━━━━━ Material shown ━━━━━
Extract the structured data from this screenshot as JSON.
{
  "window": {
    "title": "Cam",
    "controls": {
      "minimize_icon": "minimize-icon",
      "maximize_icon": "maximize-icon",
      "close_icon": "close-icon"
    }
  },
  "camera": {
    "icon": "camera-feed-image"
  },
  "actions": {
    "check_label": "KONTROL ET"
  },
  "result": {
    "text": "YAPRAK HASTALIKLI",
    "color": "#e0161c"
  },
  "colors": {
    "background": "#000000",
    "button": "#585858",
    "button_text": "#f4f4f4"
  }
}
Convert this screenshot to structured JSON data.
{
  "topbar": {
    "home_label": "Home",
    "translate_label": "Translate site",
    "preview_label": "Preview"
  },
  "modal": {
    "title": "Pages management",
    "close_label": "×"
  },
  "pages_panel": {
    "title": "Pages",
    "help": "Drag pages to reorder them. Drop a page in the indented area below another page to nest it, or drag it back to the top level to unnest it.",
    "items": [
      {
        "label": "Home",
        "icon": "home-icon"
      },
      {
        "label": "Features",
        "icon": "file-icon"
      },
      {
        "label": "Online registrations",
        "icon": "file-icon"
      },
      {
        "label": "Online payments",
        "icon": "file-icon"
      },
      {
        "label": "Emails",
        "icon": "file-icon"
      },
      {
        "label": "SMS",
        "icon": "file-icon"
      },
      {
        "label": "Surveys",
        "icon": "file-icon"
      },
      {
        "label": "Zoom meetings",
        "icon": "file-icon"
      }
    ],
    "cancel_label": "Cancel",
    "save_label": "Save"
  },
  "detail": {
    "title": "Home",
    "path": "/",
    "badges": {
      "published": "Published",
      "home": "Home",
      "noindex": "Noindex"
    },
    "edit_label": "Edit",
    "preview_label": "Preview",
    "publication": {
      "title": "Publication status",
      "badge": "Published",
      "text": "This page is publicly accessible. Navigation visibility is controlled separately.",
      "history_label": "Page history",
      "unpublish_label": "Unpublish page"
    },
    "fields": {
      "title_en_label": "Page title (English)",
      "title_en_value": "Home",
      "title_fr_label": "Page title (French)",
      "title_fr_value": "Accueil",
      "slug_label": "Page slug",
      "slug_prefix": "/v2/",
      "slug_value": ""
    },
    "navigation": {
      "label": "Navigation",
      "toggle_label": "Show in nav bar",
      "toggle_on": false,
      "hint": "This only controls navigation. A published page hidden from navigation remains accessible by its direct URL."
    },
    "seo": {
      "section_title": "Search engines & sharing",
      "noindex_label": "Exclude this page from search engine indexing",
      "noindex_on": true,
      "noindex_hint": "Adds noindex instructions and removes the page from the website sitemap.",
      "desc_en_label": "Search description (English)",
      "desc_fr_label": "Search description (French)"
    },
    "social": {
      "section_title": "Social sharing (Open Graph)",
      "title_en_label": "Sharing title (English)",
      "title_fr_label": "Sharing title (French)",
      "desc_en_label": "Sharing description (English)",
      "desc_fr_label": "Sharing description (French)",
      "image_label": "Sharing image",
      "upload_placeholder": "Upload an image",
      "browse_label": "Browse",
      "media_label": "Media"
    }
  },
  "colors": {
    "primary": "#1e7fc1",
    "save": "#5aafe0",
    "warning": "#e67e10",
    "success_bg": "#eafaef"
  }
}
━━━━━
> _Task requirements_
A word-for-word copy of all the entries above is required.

> _Written answer_
Extract the structured data from this screenshot as JSON.
{
  "window": {
    "title": "Cam",
    "controls": {
      "minimize_icon": "minimize-icon",
      "maximize_icon": "maximize-icon",
      "close_icon": "close-icon"
    }
  },
  "camera": {
    "icon": "camera-feed-image"
  },
  "actions": {
    "check_label": "KONTROL ET"
  },
  "result": {
    "text": "YAPRAK HASTALIKLI",
    "color": "#e0161c"
  },
  "colors": {
    "background": "#000000",
    "button": "#585858",
    "button_text": "#f4f4f4"
  }
}
Convert this screenshot to structured JSON data.
{
  "topbar": {
    "home_label": "Home",
    "translate_label": "Translate site",
    "preview_label": "Preview"
  },
  "modal": {
    "title": "Pages management",
    "close_label": "×"
  },
  "pages_panel": {
    "title": "Pages",
    "help": "Drag pages to reorder them. Drop a page in the indented area below another page to nest it, or drag it back to the top level to unnest it.",
    "items": [
      {
        "label": "Home",
        "icon": "home-icon"
      },
      {
        "label": "Features",
        "icon": "file-icon"
      },
      {
        "label": "Online registrations",
        "icon": "file-icon"
      },
      {
        "label": "Online payments",
        "icon": "file-icon"
      },
      {
        "label": "Emails",
        "icon": "file-icon"
      },
      {
        "label": "SMS",
        "icon": "file-icon"
      },
      {
        "label": "Surveys",
        "icon": "file-icon"
      },
      {
        "label": "Zoom meetings",
        "icon": "file-icon"
      }
    ],
    "cancel_label": "Cancel",
    "save_label": "Save"
  },
  "detail": {
    "title": "Home",
    "path": "/",
    "badges": {
      "published": "Published",
      "home": "Home",
      "noindex": "Noindex"
    },
    "edit_label": "Edit",
    "preview_label": "Preview",
    "publication": {
      "title": "Publication status",
      "badge": "Published",
      "text": "This page is publicly accessible. Navigation visibility is controlled separately.",
      "history_label": "Page history",
      "unpublish_label": "Unpublish page"
    },
    "fields": {
      "title_en_label": "Page title (English)",
      "title_en_value": "Home",
      "title_fr_label": "Page title (French)",
      "title_fr_value": "Accueil",
      "slug_label": "Page slug",
      "slug_prefix": "/v2/",
      "slug_value": ""
    },
    "navigation": {
      "label": "Navigation",
      "toggle_label": "Show in nav bar",
      "toggle_on": false,
      "hint": "This only controls navigation. A published page hidden from navigation remains accessible by its direct URL."
    },
    "seo": {
      "section_title": "Search engines & sharing",
      "noindex_label": "Exclude this page from search engine indexing",
      "noindex_on": true,
      "noindex_hint": "Adds noindex instructions and removes the page from the website sitemap.",
      "desc_en_label": "Search description (English)",
      "desc_fr_label": "Search description (French)"
    },
    "social": {
      "section_title": "Social sharing (Open Graph)",
      "title_en_label": "Sharing title (English)",
      "title_fr_label": "Sharing title (French)",
      "desc_en_label": "Sharing description (English)",
      "desc_fr_label": "Sharing description (French)",
      "image_label": "Sharing image",
      "upload_placeholder": "Upload an image",
      "browse_label": "Browse",
      "media_label": "Media"
    }
  },
  "colors": {
    "primary": "#1e7fc1",
    "save": "#5aafe0",
    "warning": "#e67e10",
    "success_bg": "#eafaef"
  }
}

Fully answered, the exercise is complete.